The first companies to experiment with Big Data are household names within the e-com world. Initially small scale projects were developed by the likes of Google, LinkedIn and E-Bay to improve analytic models on a trial basis. They used these trials to identify how and if they could make improvements based on introducing new data sources. Since the beginning, there has been backlash questioning ethics, but over the last decade this type of data collecting has become increasingly popular and gained mainstream acceptance among all sorts of companies and organisations worldwide.
Data collection, whether it be during a sporting event at a venue, at a train station, a local Wifi spot, coffee shop, convention, airport, museum… ( the list can truly go on) there are markets that can benefit from this data.
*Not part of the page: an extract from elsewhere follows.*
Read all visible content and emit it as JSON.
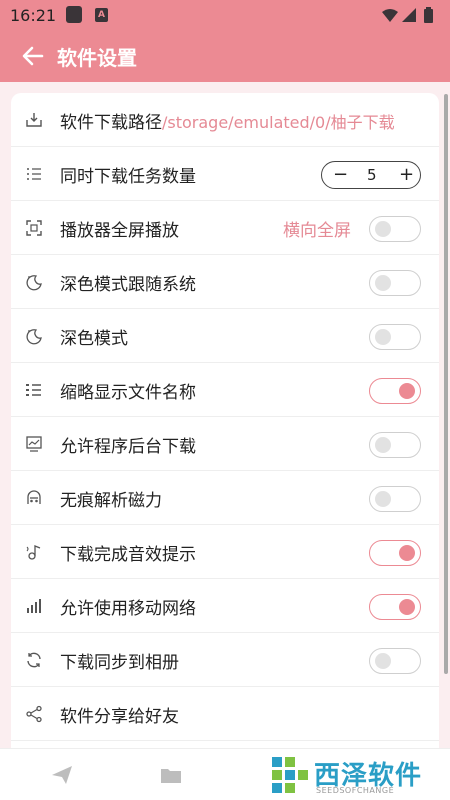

Anywhere a consumer is using a Wifi system, there is an underlying opportunity. Because of the massive growth within this industry we have followed the success of Big Data companies such as Hadoop. This is an extension of Apache Software, it was launched only 4 years ago but is a clear front runner within the Big Data world. Hadoop splits files into large blocks and distributes them across nodes in a cluster. To process data, Hadoop transfers package code for nodes to process in parallel based on the data that needs to be processed. Packages are then processed efficiently and the appropriate data distributed to their customers. Cost reduction is a large benefit across the board for companies that choose to align with this type of large software and data distribution. Some examples of popular companies who have partnered with the Hadoop are Wells Fargo and Citi Bank, to name a few.
Another benefit these companies have seen through Hadoop, is that decision making has become more accurate and efficient. Tom Davenport the llA Director of Research, Harvard professor and Senior Adviser to Deloitte Analytics has conducted many studies in the field. Case study below.
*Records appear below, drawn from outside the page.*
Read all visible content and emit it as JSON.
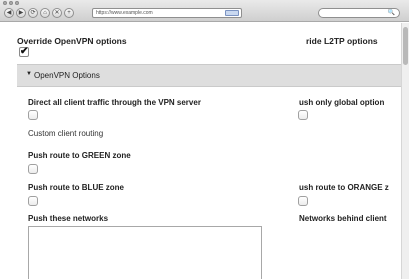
{
  "browser": {
    "nav_back": "◀",
    "nav_forward": "▶",
    "nav_reload": "⟳",
    "nav_home": "⌂",
    "nav_stop": "✕",
    "nav_bookmark": "+",
    "url": "https://www.example.com",
    "search_glyph": "🔍"
  },
  "page": {
    "override_openvpn_label": "Override OpenVPN options",
    "override_openvpn_checked": "✔",
    "override_l2tp_label": "ride L2TP options",
    "section_arrow": "▼",
    "section_title": "OpenVPN Options",
    "direct_all_label": "Direct all client traffic through the VPN server",
    "push_global_label": "ush only global option",
    "custom_routing_label": "Custom client routing",
    "push_green_label": "Push route to GREEN zone",
    "push_blue_label": "Push route to BLUE zone",
    "push_orange_label": "ush route to ORANGE z",
    "push_networks_label": "Push these networks",
    "networks_behind_label": "Networks behind client"
  }
}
“Caesars, a leading gaming company that has long embraced analytics, is now embracing big data analytics for faster decisions. The company has data about its customers from its Total Rewards loyalty program, web click-streams, and real-time play in slot machines. It has traditionally used all those data sources to understand customers, but it has been difficult to integrate and act on them in real time, while the customer is still playing at a slot machine or in the resort.
Caesars has found that if a new customer to its loyalty program has a run of bad luck at the slots, it’s likely that customer will never come back. But if it can present, say, a free meal coupon to that customer while he’s still at the slot machine, he is much more likely to return to the casino later. The key, however, is to do the necessary analysis in real time and present the offer before the customer turns away in disgust with his luck and the machines at which he’s been playing.
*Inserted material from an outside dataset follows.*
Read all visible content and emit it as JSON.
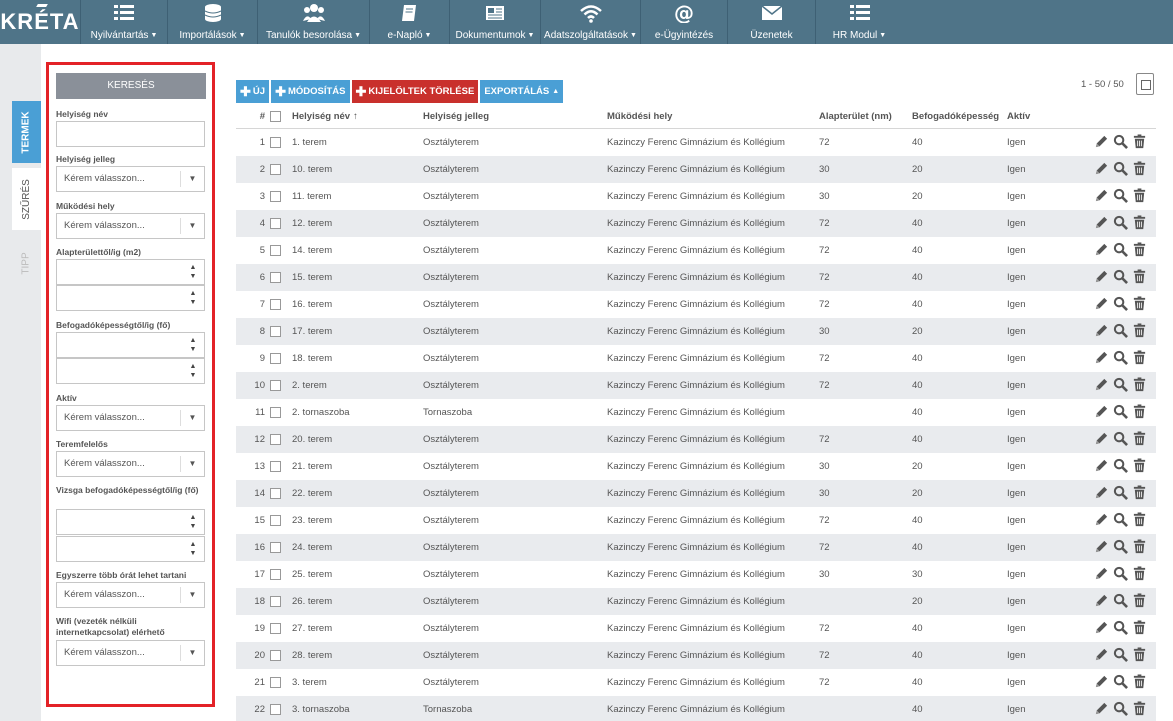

In pursuit of this objective, Caesars has acquired Hadoop clusters and commercial analytics software. It has also added some data scientists to its analytics group.” – Tom Davenport Study
This type of data use and results can vary according to the type of organisation, business model and general needs of the company collecting the data.
Another proven benefit of Big Data collecting is that it helps organisations come up with new products and services for consumers. Companies like Horizon communications who provide high end Wifi systems for stadiums and large venues around the world, now additionally provide customers with a new offering called Captivate. This system offers a way to utilise mobile device data at any location it is installed. To partner with a company like this at a venue you gain multiple levels of data. Even advertisement through the Wifi/Captivate system provides a huge opportunity to corporations and venues alike.
Companies all around the world have now been utilising this Big Data opportunity to their advantage and this movement continues to build momentum. As we adjust our focus to this wave of new information, there is no doubt that the potential will only continue to rise. This will continue to effect business on a multitude of levels and speed up the pace in which many have been trying to keep up with for years. We look forward to the continued rise and evolution of Big Data and the innovative ways we can all grow with this trend.